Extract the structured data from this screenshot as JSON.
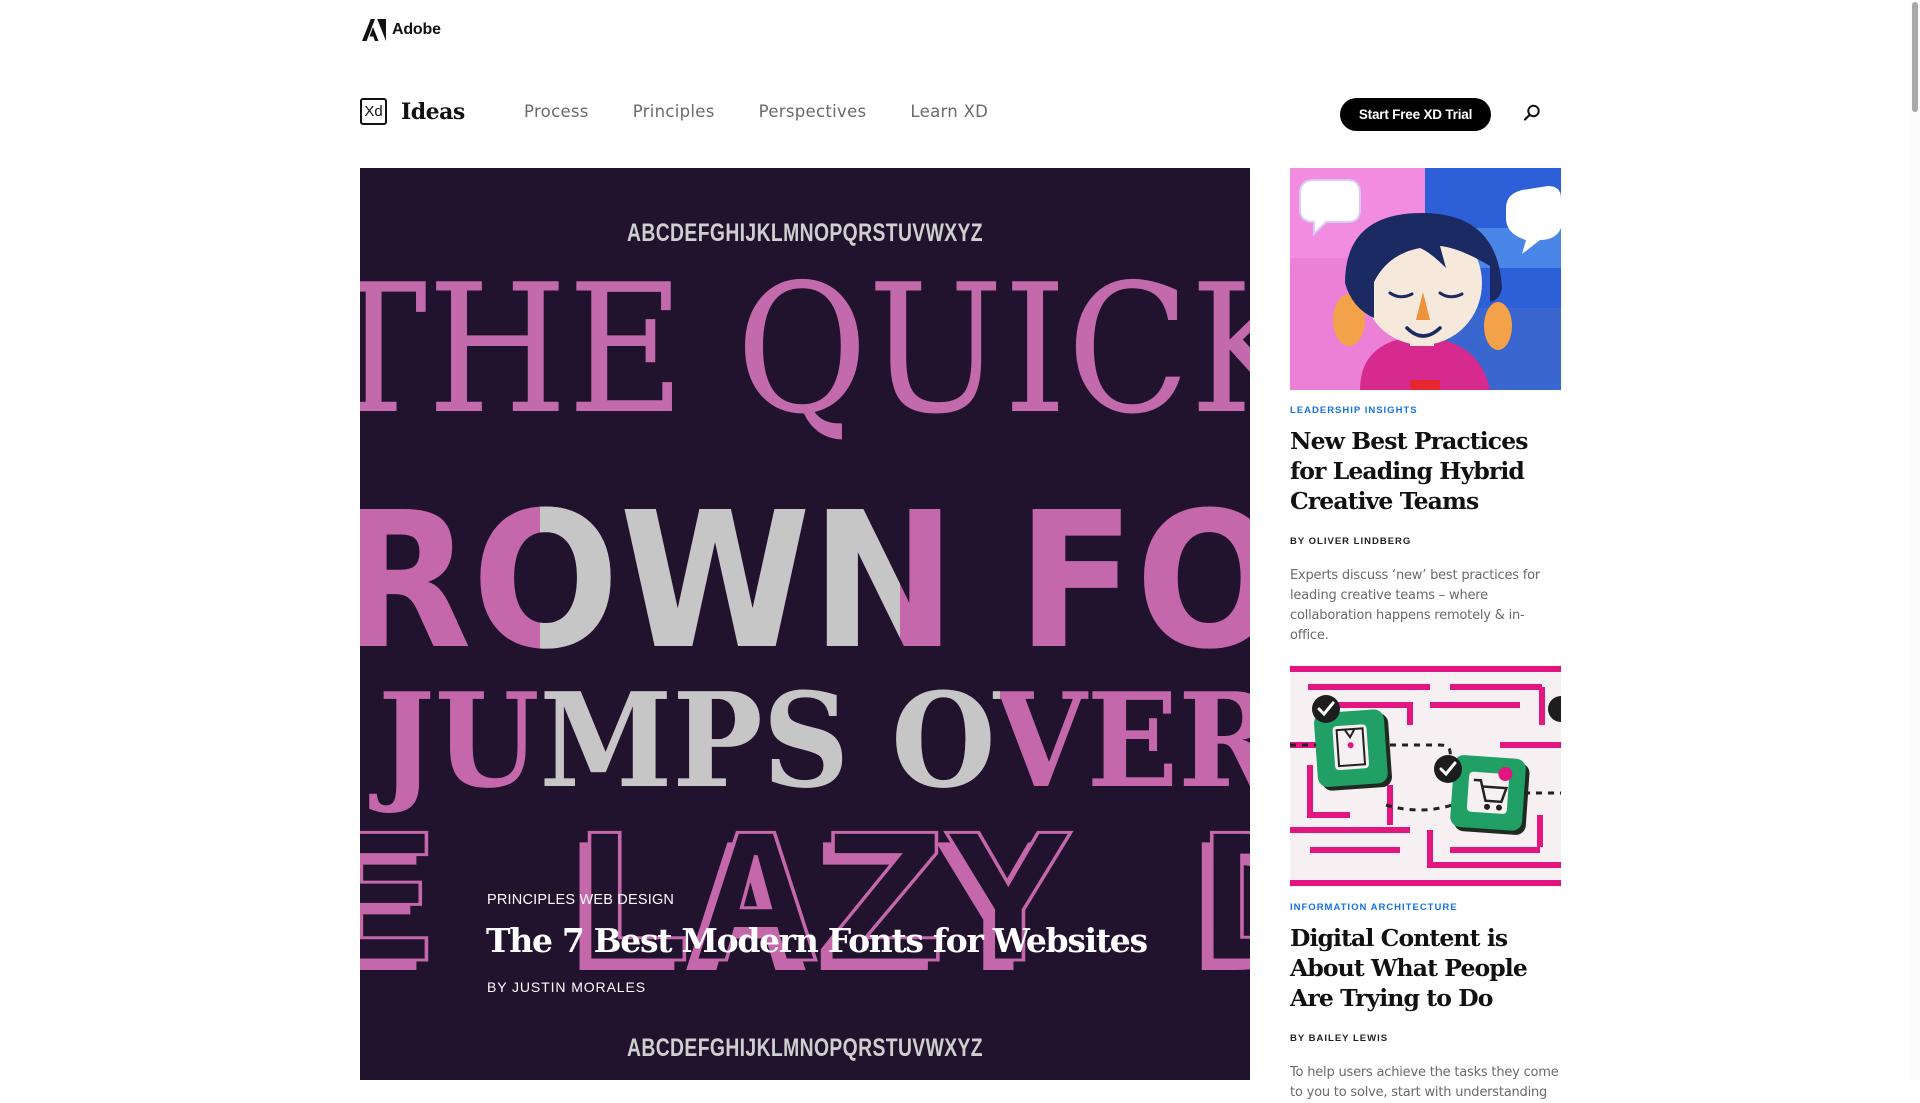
{
  "adobe": {
    "label": "Adobe"
  },
  "brand": {
    "badge": "Xd",
    "name": "Ideas"
  },
  "nav": {
    "items": [
      "Process",
      "Principles",
      "Perspectives",
      "Learn XD"
    ]
  },
  "cta": {
    "label": "Start Free XD Trial"
  },
  "hero": {
    "alphabet": "ABCDEFGHIJKLMNOPQRSTUVWXYZ",
    "line1": "THE QUICK",
    "line2": "ROWN FO",
    "line3": "JUMPS OVER",
    "line4": "E LAZY D",
    "category": "PRINCIPLES WEB DESIGN",
    "title": "The 7 Best Modern Fonts for Websites",
    "author": "BY JUSTIN MORALES"
  },
  "cards": [
    {
      "kicker": "LEADERSHIP INSIGHTS",
      "title": "New Best Practices for Leading Hybrid Creative Teams",
      "byline": "BY OLIVER LINDBERG",
      "excerpt": "Experts discuss ‘new’ best practices for leading creative teams – where collaboration happens remotely & in-office."
    },
    {
      "kicker": "INFORMATION ARCHITECTURE",
      "title": "Digital Content is About What People Are Trying to Do",
      "byline": "BY BAILEY LEWIS",
      "excerpt": "To help users achieve the tasks they come to you to solve, start with understanding"
    }
  ],
  "colors": {
    "accent": "#1473e6",
    "hero_bg": "#21122e",
    "hero_pink": "#c467ab",
    "hero_gray": "#c6c6c6",
    "cta_bg": "#000000"
  }
}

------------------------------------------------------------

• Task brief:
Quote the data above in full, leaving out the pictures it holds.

• Response:
Extract the structured data from this screenshot as JSON.
{
  "adobe": {
    "label": "Adobe"
  },
  "brand": {
    "badge": "Xd",
    "name": "Ideas"
  },
  "nav": {
    "items": [
      "Process",
      "Principles",
      "Perspectives",
      "Learn XD"
    ]
  },
  "cta": {
    "label": "Start Free XD Trial"
  },
  "hero": {
    "alphabet": "ABCDEFGHIJKLMNOPQRSTUVWXYZ",
    "line1": "THE QUICK",
    "line2": "ROWN FO",
    "line3": "JUMPS OVER",
    "line4": "E LAZY D",
    "category": "PRINCIPLES WEB DESIGN",
    "title": "The 7 Best Modern Fonts for Websites",
    "author": "BY JUSTIN MORALES"
  },
  "cards": [
    {
      "kicker": "LEADERSHIP INSIGHTS",
      "title": "New Best Practices for Leading Hybrid Creative Teams",
      "byline": "BY OLIVER LINDBERG",
      "excerpt": "Experts discuss ‘new’ best practices for leading creative teams – where collaboration happens remotely & in-office."
    },
    {
      "kicker": "INFORMATION ARCHITECTURE",
      "title": "Digital Content is About What People Are Trying to Do",
      "byline": "BY BAILEY LEWIS",
      "excerpt": "To help users achieve the tasks they come to you to solve, start with understanding"
    }
  ],
  "colors": {
    "accent": "#1473e6",
    "hero_bg": "#21122e",
    "hero_pink": "#c467ab",
    "hero_gray": "#c6c6c6",
    "cta_bg": "#000000"
  }
}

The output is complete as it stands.